= PROBLEM =
Repeat the entries below in full, with every character unchanged.

= ENTRIES PROVIDED =
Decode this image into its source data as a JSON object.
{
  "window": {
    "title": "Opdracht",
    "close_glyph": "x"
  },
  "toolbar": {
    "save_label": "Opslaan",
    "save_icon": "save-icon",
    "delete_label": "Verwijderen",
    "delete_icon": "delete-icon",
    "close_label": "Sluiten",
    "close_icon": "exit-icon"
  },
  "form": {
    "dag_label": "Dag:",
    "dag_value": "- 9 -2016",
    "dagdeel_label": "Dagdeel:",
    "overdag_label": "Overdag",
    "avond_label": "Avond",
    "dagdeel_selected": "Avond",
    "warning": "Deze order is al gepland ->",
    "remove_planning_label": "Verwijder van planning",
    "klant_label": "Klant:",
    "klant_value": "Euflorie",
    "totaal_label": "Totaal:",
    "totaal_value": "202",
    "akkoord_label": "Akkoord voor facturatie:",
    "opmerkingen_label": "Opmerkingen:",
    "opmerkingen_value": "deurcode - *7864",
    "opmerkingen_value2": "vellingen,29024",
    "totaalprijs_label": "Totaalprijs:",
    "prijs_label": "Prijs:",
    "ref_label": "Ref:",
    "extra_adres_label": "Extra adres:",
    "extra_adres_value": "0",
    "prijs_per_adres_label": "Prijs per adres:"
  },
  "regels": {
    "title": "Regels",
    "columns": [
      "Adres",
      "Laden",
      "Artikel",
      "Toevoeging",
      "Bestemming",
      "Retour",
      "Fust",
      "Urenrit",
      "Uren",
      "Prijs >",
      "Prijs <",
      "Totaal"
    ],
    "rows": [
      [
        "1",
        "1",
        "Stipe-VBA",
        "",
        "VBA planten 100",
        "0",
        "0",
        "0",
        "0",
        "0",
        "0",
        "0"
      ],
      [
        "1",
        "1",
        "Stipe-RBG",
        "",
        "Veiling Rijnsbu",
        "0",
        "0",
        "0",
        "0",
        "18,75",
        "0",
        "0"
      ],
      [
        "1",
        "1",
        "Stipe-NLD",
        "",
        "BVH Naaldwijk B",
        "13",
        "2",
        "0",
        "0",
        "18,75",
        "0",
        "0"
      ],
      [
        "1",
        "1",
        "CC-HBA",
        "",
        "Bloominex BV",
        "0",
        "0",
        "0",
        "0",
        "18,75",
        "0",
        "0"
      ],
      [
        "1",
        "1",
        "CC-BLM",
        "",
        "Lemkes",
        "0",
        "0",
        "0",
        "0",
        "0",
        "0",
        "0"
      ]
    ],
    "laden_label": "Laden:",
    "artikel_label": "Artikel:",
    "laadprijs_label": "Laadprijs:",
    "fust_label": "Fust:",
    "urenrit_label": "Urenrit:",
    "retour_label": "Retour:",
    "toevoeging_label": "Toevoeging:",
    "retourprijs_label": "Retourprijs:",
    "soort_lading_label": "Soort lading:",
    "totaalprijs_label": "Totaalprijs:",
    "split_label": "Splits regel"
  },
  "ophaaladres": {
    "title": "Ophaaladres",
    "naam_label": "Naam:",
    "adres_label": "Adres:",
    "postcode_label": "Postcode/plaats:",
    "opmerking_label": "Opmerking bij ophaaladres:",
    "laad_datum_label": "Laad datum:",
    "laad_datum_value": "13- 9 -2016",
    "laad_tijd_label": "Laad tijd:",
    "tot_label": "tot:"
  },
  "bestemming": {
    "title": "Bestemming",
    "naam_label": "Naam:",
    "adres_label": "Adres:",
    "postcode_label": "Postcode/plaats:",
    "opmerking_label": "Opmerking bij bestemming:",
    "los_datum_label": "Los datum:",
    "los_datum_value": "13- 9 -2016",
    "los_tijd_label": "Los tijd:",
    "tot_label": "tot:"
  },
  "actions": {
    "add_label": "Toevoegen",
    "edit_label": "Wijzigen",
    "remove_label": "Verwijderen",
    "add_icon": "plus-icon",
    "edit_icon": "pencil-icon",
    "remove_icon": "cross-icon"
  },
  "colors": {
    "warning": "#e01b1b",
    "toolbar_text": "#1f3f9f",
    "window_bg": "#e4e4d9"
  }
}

= COMPLETED TASK =
Decode this image into its source data as a JSON object.
{
  "window": {
    "title": "Opdracht",
    "close_glyph": "x"
  },
  "toolbar": {
    "save_label": "Opslaan",
    "save_icon": "save-icon",
    "delete_label": "Verwijderen",
    "delete_icon": "delete-icon",
    "close_label": "Sluiten",
    "close_icon": "exit-icon"
  },
  "form": {
    "dag_label": "Dag:",
    "dag_value": "- 9 -2016",
    "dagdeel_label": "Dagdeel:",
    "overdag_label": "Overdag",
    "avond_label": "Avond",
    "dagdeel_selected": "Avond",
    "warning": "Deze order is al gepland ->",
    "remove_planning_label": "Verwijder van planning",
    "klant_label": "Klant:",
    "klant_value": "Euflorie",
    "totaal_label": "Totaal:",
    "totaal_value": "202",
    "akkoord_label": "Akkoord voor facturatie:",
    "opmerkingen_label": "Opmerkingen:",
    "opmerkingen_value": "deurcode - *7864",
    "opmerkingen_value2": "vellingen,29024",
    "totaalprijs_label": "Totaalprijs:",
    "prijs_label": "Prijs:",
    "ref_label": "Ref:",
    "extra_adres_label": "Extra adres:",
    "extra_adres_value": "0",
    "prijs_per_adres_label": "Prijs per adres:"
  },
  "regels": {
    "title": "Regels",
    "columns": [
      "Adres",
      "Laden",
      "Artikel",
      "Toevoeging",
      "Bestemming",
      "Retour",
      "Fust",
      "Urenrit",
      "Uren",
      "Prijs >",
      "Prijs <",
      "Totaal"
    ],
    "rows": [
      [
        "1",
        "1",
        "Stipe-VBA",
        "",
        "VBA planten 100",
        "0",
        "0",
        "0",
        "0",
        "0",
        "0",
        "0"
      ],
      [
        "1",
        "1",
        "Stipe-RBG",
        "",
        "Veiling Rijnsbu",
        "0",
        "0",
        "0",
        "0",
        "18,75",
        "0",
        "0"
      ],
      [
        "1",
        "1",
        "Stipe-NLD",
        "",
        "BVH Naaldwijk B",
        "13",
        "2",
        "0",
        "0",
        "18,75",
        "0",
        "0"
      ],
      [
        "1",
        "1",
        "CC-HBA",
        "",
        "Bloominex BV",
        "0",
        "0",
        "0",
        "0",
        "18,75",
        "0",
        "0"
      ],
      [
        "1",
        "1",
        "CC-BLM",
        "",
        "Lemkes",
        "0",
        "0",
        "0",
        "0",
        "0",
        "0",
        "0"
      ]
    ],
    "laden_label": "Laden:",
    "artikel_label": "Artikel:",
    "laadprijs_label": "Laadprijs:",
    "fust_label": "Fust:",
    "urenrit_label": "Urenrit:",
    "retour_label": "Retour:",
    "toevoeging_label": "Toevoeging:",
    "retourprijs_label": "Retourprijs:",
    "soort_lading_label": "Soort lading:",
    "totaalprijs_label": "Totaalprijs:",
    "split_label": "Splits regel"
  },
  "ophaaladres": {
    "title": "Ophaaladres",
    "naam_label": "Naam:",
    "adres_label": "Adres:",
    "postcode_label": "Postcode/plaats:",
    "opmerking_label": "Opmerking bij ophaaladres:",
    "laad_datum_label": "Laad datum:",
    "laad_datum_value": "13- 9 -2016",
    "laad_tijd_label": "Laad tijd:",
    "tot_label": "tot:"
  },
  "bestemming": {
    "title": "Bestemming",
    "naam_label": "Naam:",
    "adres_label": "Adres:",
    "postcode_label": "Postcode/plaats:",
    "opmerking_label": "Opmerking bij bestemming:",
    "los_datum_label": "Los datum:",
    "los_datum_value": "13- 9 -2016",
    "los_tijd_label": "Los tijd:",
    "tot_label": "tot:"
  },
  "actions": {
    "add_label": "Toevoegen",
    "edit_label": "Wijzigen",
    "remove_label": "Verwijderen",
    "add_icon": "plus-icon",
    "edit_icon": "pencil-icon",
    "remove_icon": "cross-icon"
  },
  "colors": {
    "warning": "#e01b1b",
    "toolbar_text": "#1f3f9f",
    "window_bg": "#e4e4d9"
  }
}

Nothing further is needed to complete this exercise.